• What you will do
For the entries below, state how many lines include the string "услуги", and write nothing besides that number.

____ Data provided

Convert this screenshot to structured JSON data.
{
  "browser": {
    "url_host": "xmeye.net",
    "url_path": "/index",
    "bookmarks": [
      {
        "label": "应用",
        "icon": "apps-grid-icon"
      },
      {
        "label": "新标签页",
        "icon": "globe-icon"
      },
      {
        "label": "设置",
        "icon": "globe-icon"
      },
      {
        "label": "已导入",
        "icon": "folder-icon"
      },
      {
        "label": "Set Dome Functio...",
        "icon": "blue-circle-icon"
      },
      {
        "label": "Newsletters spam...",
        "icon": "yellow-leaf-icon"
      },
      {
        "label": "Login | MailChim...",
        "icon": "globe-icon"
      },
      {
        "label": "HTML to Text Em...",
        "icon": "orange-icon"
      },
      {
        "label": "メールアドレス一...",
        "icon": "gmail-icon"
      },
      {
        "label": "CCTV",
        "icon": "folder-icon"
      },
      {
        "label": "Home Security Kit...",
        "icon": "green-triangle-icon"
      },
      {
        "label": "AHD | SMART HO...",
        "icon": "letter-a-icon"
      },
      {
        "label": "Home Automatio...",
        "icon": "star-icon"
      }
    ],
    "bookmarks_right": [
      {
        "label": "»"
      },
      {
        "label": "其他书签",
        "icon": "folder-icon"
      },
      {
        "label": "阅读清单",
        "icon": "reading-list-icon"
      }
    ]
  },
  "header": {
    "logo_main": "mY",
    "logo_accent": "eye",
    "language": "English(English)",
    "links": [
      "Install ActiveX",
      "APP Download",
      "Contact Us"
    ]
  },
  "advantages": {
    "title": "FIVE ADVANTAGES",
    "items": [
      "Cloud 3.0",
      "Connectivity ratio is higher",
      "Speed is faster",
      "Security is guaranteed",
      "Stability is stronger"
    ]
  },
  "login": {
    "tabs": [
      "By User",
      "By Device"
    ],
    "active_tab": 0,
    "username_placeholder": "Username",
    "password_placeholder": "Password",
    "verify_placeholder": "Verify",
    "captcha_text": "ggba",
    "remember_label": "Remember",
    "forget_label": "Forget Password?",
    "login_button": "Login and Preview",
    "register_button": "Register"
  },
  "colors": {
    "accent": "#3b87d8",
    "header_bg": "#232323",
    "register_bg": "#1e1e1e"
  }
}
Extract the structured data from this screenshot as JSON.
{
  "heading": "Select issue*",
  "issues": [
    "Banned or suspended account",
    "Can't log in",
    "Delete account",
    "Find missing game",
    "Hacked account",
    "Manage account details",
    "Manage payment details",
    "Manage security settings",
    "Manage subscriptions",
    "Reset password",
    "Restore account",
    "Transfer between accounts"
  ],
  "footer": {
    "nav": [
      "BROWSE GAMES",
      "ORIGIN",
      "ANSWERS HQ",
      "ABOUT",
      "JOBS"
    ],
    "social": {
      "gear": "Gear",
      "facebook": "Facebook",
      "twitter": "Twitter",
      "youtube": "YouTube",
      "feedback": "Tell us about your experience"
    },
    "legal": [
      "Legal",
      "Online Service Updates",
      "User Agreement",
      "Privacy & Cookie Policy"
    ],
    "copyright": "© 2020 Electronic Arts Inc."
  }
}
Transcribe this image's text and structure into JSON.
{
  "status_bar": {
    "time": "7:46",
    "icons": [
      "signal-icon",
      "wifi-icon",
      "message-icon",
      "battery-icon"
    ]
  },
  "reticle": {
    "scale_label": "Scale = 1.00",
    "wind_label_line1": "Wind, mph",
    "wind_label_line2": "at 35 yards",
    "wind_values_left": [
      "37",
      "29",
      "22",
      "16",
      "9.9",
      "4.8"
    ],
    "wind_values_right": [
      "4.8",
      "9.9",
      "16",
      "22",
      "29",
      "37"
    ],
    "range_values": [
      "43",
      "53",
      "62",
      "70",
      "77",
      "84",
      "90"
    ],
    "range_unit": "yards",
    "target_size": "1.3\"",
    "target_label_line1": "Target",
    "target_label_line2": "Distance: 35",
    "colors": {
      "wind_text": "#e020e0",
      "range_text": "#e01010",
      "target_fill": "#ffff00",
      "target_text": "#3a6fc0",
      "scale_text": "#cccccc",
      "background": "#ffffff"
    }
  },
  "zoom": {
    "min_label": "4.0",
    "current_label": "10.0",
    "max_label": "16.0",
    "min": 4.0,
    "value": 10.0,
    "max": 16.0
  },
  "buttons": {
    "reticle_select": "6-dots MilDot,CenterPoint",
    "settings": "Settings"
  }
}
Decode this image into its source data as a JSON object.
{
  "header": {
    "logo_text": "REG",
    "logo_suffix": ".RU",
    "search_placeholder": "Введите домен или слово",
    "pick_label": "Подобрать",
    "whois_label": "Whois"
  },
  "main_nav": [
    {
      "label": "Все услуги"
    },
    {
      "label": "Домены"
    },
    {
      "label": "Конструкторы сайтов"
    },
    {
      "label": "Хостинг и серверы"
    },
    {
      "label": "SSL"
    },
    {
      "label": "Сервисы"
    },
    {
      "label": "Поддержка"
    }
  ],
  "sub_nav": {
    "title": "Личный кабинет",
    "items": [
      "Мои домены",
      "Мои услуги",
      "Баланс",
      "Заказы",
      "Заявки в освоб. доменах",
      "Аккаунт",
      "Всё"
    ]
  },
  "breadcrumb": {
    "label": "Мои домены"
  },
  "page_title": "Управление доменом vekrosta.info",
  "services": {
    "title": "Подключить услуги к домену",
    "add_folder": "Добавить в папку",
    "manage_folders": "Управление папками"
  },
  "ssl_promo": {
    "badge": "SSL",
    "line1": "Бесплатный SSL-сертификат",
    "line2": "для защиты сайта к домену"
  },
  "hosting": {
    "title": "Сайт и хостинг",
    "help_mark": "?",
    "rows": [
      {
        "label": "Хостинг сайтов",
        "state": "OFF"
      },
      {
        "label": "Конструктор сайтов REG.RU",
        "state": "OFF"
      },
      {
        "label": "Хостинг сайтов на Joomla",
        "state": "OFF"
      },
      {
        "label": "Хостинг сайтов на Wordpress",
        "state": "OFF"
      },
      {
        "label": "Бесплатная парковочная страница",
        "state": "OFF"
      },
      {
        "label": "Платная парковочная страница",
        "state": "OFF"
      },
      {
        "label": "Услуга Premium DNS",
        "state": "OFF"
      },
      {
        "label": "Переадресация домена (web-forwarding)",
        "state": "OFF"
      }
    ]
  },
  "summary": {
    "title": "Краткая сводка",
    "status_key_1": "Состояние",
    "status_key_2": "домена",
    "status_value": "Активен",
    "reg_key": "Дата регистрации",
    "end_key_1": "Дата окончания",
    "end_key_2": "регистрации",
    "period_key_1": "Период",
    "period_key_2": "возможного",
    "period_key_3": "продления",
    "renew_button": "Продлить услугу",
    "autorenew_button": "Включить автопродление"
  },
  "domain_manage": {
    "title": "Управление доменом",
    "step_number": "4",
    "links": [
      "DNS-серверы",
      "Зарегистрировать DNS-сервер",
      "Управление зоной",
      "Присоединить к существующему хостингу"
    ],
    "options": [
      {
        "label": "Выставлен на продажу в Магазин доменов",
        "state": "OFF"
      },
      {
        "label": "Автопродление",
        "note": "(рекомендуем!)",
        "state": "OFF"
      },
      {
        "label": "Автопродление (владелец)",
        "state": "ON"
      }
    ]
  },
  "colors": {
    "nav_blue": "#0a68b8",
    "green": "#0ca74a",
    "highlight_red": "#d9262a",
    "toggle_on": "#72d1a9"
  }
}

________

• Response to the exercise
3